◆ **WHAT IS BEING ASKED**
The entries below must be reproduced exactly; their pictures are not part of the copy.

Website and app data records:
____________

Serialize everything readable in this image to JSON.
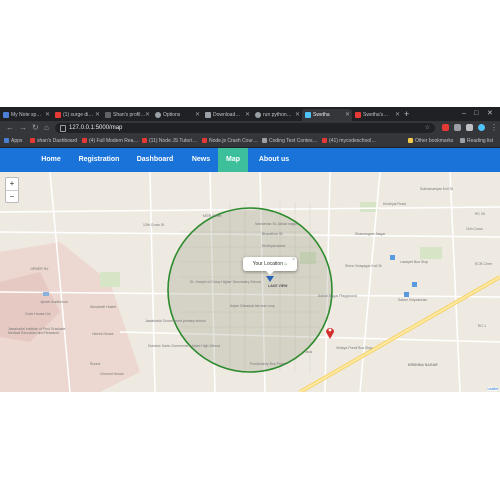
{
  "browser": {
    "tabs": [
      {
        "label": "My Note sp…",
        "color": "#4a7fd4"
      },
      {
        "label": "(1) surge di…",
        "color": "#e53935"
      },
      {
        "label": "Shan's profil…",
        "color": "#5f6368"
      },
      {
        "label": "Options",
        "color": "#9aa0a6"
      },
      {
        "label": "Download…",
        "color": "#9aa0a6"
      },
      {
        "label": "run python…",
        "color": "#9aa0a6"
      },
      {
        "label": "Swetha",
        "color": "#4fc3f7"
      },
      {
        "label": "Swetha's…",
        "color": "#e53935"
      }
    ],
    "new_tab": "+",
    "url": "127.0.0.1:5000/map",
    "bookmarks": [
      {
        "label": "Apps",
        "color": "#4a7fd4"
      },
      {
        "label": "shan's Dashboard",
        "color": "#e53935"
      },
      {
        "label": "(4) Full Modern Rea…",
        "color": "#e53935"
      },
      {
        "label": "(11) Node JS Tutori…",
        "color": "#e53935"
      },
      {
        "label": "Node.js Crash Cour…",
        "color": "#e53935"
      },
      {
        "label": "Coding Test Contes…",
        "color": "#9aa0a6"
      },
      {
        "label": "(41) mycodeschool…",
        "color": "#e53935"
      },
      {
        "label": "Other bookmarks",
        "color": "#f2c94c"
      },
      {
        "label": "Reading list",
        "color": "#9aa0a6"
      }
    ]
  },
  "nav": {
    "items": [
      "Home",
      "Registration",
      "Dashboard",
      "News",
      "Map",
      "About us"
    ],
    "active": "Map"
  },
  "map": {
    "zoom_in": "+",
    "zoom_out": "−",
    "popup_text": "Your Location",
    "popup_close": "×",
    "attribution": "Leaflet",
    "marker_label": "LAKE VIEW",
    "circle_color": "#2e8b2e",
    "labels": {
      "subramaniyar": "Subramaniyar Koil St",
      "mgr": "MGR Street",
      "vamdevan": "Vamdevan St, Ashok nagar",
      "bharathiar": "Bharathiar St",
      "kindhyal": "Kindhyal street",
      "cross12": "12th Cross St",
      "cross11": "11th Cross",
      "kindhyal_road": "Kindhyal Road",
      "shiva": "Shiva Vinayagar Koil St",
      "st_joseph": "St. Joseph of Cluny Higher Secondary School",
      "anjan": "Anjan Classical lab and coop",
      "ashok_playground": "Ashok Nagar Playground",
      "woodwell": "Woodwell Hostel",
      "jawaharlal_school": "Jawaharlal Government primary school",
      "harres": "Harres House",
      "dominic": "Dominic Savio Government Aided High School",
      "krishna": "KRISHNA NAGAR",
      "vellaya": "Vellaya Pondi Bus Stop",
      "salam": "Salam Vidyashram",
      "lawspet": "Lawspet Bus Stop",
      "rc26": "RC 26",
      "ecr": "ECR-Chen",
      "ilsus": "Ilsus",
      "pondy": "Pondicherry Bus Point",
      "jipmer": "Jawaharlal Institute of Post Graduate Medical Education and Research",
      "curie": "Curie House Ltd",
      "jipmer_rd": "JIPMER Rd",
      "auditorium": "Jipmer Auditorium",
      "round": "Round",
      "ormond": "Ormond House",
      "shanmugam": "Shanmugam Nagar",
      "rc": "RC-1"
    }
  }
}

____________

◆ **OUTPUT OF THE TASK**
Serialize everything readable in this image to JSON.
{
  "browser": {
    "tabs": [
      {
        "label": "My Note sp…",
        "color": "#4a7fd4"
      },
      {
        "label": "(1) surge di…",
        "color": "#e53935"
      },
      {
        "label": "Shan's profil…",
        "color": "#5f6368"
      },
      {
        "label": "Options",
        "color": "#9aa0a6"
      },
      {
        "label": "Download…",
        "color": "#9aa0a6"
      },
      {
        "label": "run python…",
        "color": "#9aa0a6"
      },
      {
        "label": "Swetha",
        "color": "#4fc3f7"
      },
      {
        "label": "Swetha's…",
        "color": "#e53935"
      }
    ],
    "new_tab": "+",
    "url": "127.0.0.1:5000/map",
    "bookmarks": [
      {
        "label": "Apps",
        "color": "#4a7fd4"
      },
      {
        "label": "shan's Dashboard",
        "color": "#e53935"
      },
      {
        "label": "(4) Full Modern Rea…",
        "color": "#e53935"
      },
      {
        "label": "(11) Node JS Tutori…",
        "color": "#e53935"
      },
      {
        "label": "Node.js Crash Cour…",
        "color": "#e53935"
      },
      {
        "label": "Coding Test Contes…",
        "color": "#9aa0a6"
      },
      {
        "label": "(41) mycodeschool…",
        "color": "#e53935"
      },
      {
        "label": "Other bookmarks",
        "color": "#f2c94c"
      },
      {
        "label": "Reading list",
        "color": "#9aa0a6"
      }
    ]
  },
  "nav": {
    "items": [
      "Home",
      "Registration",
      "Dashboard",
      "News",
      "Map",
      "About us"
    ],
    "active": "Map"
  },
  "map": {
    "zoom_in": "+",
    "zoom_out": "−",
    "popup_text": "Your Location",
    "popup_close": "×",
    "attribution": "Leaflet",
    "marker_label": "LAKE VIEW",
    "circle_color": "#2e8b2e",
    "labels": {
      "subramaniyar": "Subramaniyar Koil St",
      "mgr": "MGR Street",
      "vamdevan": "Vamdevan St, Ashok nagar",
      "bharathiar": "Bharathiar St",
      "kindhyal": "Kindhyal street",
      "cross12": "12th Cross St",
      "cross11": "11th Cross",
      "kindhyal_road": "Kindhyal Road",
      "shiva": "Shiva Vinayagar Koil St",
      "st_joseph": "St. Joseph of Cluny Higher Secondary School",
      "anjan": "Anjan Classical lab and coop",
      "ashok_playground": "Ashok Nagar Playground",
      "woodwell": "Woodwell Hostel",
      "jawaharlal_school": "Jawaharlal Government primary school",
      "harres": "Harres House",
      "dominic": "Dominic Savio Government Aided High School",
      "krishna": "KRISHNA NAGAR",
      "vellaya": "Vellaya Pondi Bus Stop",
      "salam": "Salam Vidyashram",
      "lawspet": "Lawspet Bus Stop",
      "rc26": "RC 26",
      "ecr": "ECR-Chen",
      "ilsus": "Ilsus",
      "pondy": "Pondicherry Bus Point",
      "jipmer": "Jawaharlal Institute of Post Graduate Medical Education and Research",
      "curie": "Curie House Ltd",
      "jipmer_rd": "JIPMER Rd",
      "auditorium": "Jipmer Auditorium",
      "round": "Round",
      "ormond": "Ormond House",
      "shanmugam": "Shanmugam Nagar",
      "rc": "RC-1"
    }
  }
}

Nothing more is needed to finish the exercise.